**PROBLEM REQUIREMENTS**
Nothing but the lines from the one holding "Parse this screenshot: output" through the last line of the material below should be set down, exactly and without images.
(GIVEN RECORDS)
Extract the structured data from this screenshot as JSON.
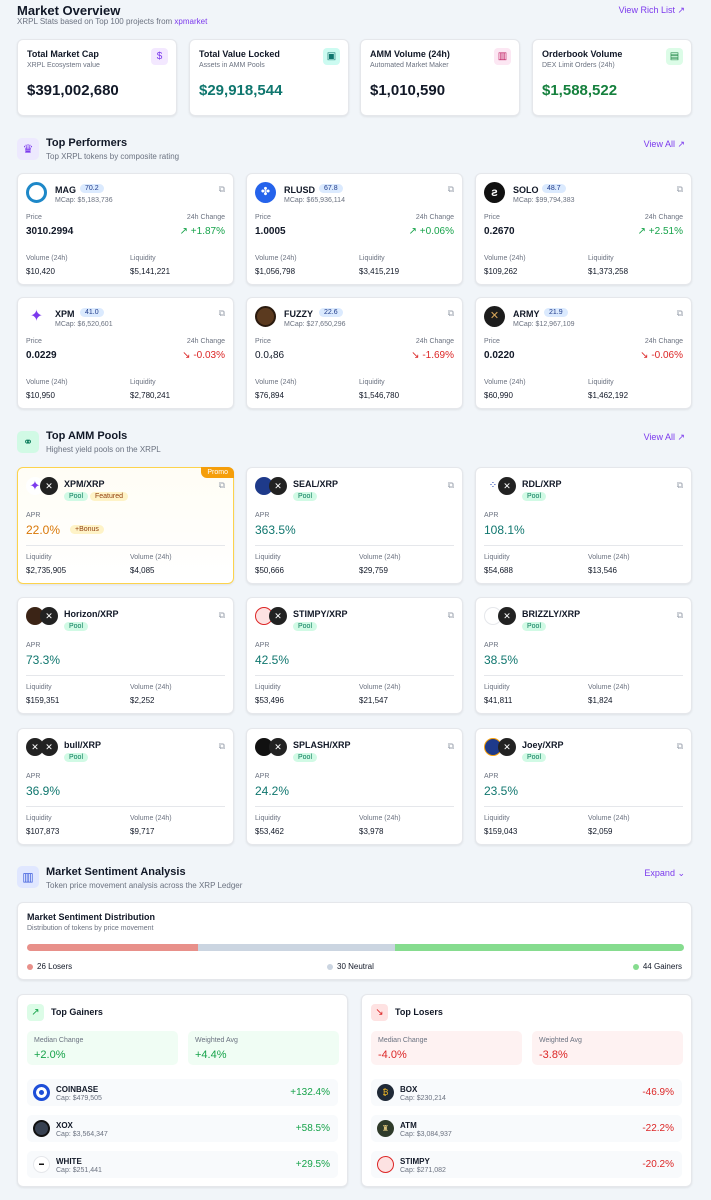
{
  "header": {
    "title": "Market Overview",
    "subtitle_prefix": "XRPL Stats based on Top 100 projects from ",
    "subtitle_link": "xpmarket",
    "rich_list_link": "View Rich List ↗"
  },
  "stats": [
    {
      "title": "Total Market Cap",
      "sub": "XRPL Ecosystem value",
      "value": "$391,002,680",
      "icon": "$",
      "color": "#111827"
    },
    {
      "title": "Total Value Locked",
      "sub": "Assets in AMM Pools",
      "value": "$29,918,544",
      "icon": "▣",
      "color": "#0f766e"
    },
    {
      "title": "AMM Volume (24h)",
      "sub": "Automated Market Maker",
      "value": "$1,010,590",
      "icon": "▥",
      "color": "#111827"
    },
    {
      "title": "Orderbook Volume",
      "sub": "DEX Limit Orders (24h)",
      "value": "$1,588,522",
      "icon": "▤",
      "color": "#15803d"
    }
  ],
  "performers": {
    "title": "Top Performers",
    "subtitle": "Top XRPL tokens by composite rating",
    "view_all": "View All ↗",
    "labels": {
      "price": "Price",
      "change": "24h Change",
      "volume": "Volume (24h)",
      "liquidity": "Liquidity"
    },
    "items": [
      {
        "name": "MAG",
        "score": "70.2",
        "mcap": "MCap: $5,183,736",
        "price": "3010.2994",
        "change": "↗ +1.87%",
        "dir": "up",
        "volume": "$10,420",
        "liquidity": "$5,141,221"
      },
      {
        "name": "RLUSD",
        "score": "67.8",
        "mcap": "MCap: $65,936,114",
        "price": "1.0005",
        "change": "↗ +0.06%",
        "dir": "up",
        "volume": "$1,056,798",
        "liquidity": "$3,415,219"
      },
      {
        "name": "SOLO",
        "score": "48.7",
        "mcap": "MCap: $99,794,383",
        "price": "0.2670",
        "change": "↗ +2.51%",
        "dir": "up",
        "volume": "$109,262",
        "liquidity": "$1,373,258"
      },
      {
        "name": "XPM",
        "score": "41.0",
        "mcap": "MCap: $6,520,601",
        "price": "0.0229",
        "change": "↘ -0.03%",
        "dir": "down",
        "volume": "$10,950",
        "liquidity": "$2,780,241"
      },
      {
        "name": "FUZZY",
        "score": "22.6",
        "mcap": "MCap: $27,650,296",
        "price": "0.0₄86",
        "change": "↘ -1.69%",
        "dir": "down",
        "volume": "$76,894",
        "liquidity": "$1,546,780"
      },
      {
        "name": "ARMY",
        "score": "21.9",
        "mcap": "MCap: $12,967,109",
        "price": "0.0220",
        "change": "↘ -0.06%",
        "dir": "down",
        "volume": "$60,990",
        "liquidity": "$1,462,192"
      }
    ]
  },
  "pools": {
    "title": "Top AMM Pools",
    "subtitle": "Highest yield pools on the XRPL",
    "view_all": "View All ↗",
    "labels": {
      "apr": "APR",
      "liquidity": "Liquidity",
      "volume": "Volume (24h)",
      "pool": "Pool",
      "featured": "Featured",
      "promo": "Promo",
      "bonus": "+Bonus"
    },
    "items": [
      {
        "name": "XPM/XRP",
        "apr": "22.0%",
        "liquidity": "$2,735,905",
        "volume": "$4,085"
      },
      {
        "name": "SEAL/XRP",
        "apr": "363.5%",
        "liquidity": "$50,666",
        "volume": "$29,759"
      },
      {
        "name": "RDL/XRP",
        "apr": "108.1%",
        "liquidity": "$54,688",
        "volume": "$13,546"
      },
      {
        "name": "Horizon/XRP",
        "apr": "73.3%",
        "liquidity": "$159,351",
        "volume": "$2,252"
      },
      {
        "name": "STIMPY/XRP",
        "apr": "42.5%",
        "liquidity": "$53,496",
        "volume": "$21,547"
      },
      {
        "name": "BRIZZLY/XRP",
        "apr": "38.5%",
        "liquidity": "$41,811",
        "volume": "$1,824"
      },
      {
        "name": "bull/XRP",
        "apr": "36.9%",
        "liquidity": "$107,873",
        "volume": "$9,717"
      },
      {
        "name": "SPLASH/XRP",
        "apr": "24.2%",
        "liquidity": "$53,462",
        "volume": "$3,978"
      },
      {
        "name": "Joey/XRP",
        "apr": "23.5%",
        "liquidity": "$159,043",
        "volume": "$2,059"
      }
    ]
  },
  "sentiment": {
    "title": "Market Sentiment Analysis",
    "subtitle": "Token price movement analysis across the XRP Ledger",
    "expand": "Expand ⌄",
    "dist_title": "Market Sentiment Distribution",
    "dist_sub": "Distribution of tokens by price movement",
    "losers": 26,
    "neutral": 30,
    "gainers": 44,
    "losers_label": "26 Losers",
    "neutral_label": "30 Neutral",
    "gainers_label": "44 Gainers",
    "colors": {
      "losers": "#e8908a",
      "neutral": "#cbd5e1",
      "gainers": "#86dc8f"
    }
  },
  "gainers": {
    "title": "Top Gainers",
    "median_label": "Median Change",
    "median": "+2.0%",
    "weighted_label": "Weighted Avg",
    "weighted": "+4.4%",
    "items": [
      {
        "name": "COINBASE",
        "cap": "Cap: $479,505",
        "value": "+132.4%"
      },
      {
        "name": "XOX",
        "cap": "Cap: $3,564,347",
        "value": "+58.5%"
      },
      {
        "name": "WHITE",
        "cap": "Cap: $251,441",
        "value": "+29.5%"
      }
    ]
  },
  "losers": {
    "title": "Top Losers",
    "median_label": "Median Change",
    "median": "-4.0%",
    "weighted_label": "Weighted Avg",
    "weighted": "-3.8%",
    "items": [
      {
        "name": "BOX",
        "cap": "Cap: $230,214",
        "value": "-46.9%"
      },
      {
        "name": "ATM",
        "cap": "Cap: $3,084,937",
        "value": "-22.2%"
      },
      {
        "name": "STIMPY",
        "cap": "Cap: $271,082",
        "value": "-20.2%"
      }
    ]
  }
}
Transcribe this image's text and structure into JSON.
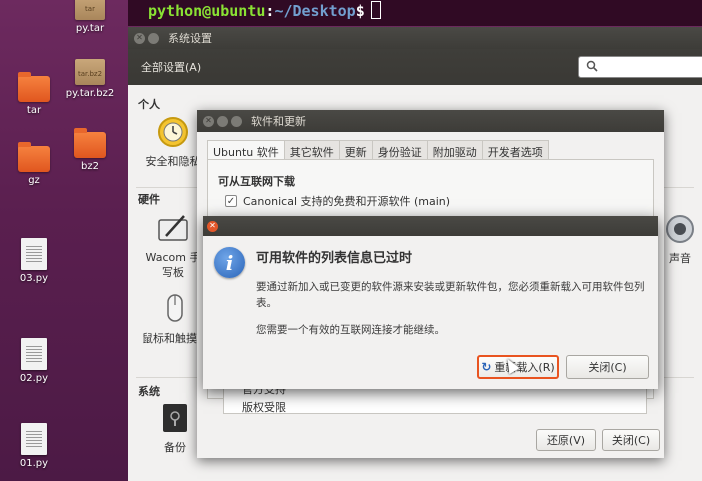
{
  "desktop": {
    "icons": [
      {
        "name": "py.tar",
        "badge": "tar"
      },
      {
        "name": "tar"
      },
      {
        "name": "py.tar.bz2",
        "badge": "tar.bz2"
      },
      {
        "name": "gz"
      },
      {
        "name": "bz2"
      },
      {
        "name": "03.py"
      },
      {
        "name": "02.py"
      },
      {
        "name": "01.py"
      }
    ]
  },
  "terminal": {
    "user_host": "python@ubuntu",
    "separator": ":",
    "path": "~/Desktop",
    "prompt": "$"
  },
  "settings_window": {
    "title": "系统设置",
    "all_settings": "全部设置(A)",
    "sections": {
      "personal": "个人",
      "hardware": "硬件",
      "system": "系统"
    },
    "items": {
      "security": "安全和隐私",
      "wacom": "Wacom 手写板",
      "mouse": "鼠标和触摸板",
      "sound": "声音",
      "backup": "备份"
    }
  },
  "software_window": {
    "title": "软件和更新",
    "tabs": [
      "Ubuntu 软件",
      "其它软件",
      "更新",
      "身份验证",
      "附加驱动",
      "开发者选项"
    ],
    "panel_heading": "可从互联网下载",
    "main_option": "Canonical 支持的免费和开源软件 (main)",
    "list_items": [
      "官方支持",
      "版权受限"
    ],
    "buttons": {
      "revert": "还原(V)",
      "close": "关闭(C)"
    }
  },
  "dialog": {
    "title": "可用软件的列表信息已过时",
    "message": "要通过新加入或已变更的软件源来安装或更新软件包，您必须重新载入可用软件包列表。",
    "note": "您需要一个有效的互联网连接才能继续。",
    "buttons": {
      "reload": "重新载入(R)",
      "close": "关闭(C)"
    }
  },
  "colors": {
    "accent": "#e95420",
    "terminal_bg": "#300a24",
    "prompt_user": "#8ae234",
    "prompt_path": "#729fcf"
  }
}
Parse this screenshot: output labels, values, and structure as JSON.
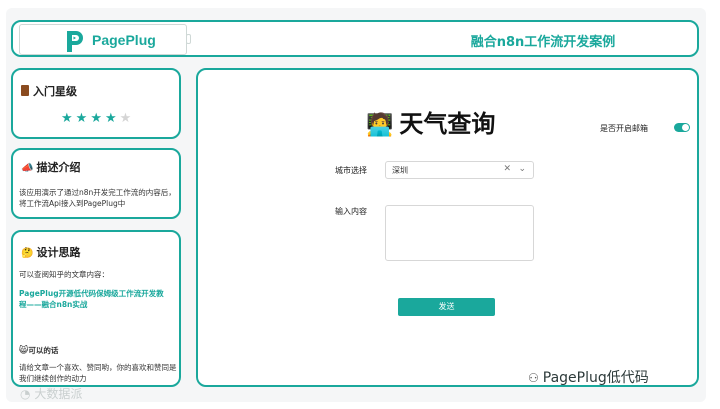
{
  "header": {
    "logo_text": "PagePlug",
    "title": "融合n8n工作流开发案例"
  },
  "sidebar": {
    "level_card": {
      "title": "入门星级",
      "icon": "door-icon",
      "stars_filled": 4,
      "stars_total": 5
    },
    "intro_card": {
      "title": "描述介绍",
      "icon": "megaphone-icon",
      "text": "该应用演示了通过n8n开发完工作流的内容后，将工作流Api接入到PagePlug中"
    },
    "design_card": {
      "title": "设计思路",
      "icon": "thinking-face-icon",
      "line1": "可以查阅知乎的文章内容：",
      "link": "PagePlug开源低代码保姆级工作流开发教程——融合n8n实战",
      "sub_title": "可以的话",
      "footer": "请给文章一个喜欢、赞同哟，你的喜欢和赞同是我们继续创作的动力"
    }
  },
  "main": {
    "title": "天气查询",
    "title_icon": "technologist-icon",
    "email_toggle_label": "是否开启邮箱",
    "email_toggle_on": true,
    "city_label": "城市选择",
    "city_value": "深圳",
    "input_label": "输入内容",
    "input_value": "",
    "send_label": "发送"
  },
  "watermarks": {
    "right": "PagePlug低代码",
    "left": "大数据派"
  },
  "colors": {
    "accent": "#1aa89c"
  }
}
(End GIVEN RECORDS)
**SOLUTION TO THIS EXERCISE**
Parse this screenshot: output labels, values, and structure as JSON.
{
  "header": {
    "logo_text": "PagePlug",
    "title": "融合n8n工作流开发案例"
  },
  "sidebar": {
    "level_card": {
      "title": "入门星级",
      "icon": "door-icon",
      "stars_filled": 4,
      "stars_total": 5
    },
    "intro_card": {
      "title": "描述介绍",
      "icon": "megaphone-icon",
      "text": "该应用演示了通过n8n开发完工作流的内容后，将工作流Api接入到PagePlug中"
    },
    "design_card": {
      "title": "设计思路",
      "icon": "thinking-face-icon",
      "line1": "可以查阅知乎的文章内容：",
      "link": "PagePlug开源低代码保姆级工作流开发教程——融合n8n实战",
      "sub_title": "可以的话",
      "footer": "请给文章一个喜欢、赞同哟，你的喜欢和赞同是我们继续创作的动力"
    }
  },
  "main": {
    "title": "天气查询",
    "title_icon": "technologist-icon",
    "email_toggle_label": "是否开启邮箱",
    "email_toggle_on": true,
    "city_label": "城市选择",
    "city_value": "深圳",
    "input_label": "输入内容",
    "input_value": "",
    "send_label": "发送"
  },
  "watermarks": {
    "right": "PagePlug低代码",
    "left": "大数据派"
  },
  "colors": {
    "accent": "#1aa89c"
  }
}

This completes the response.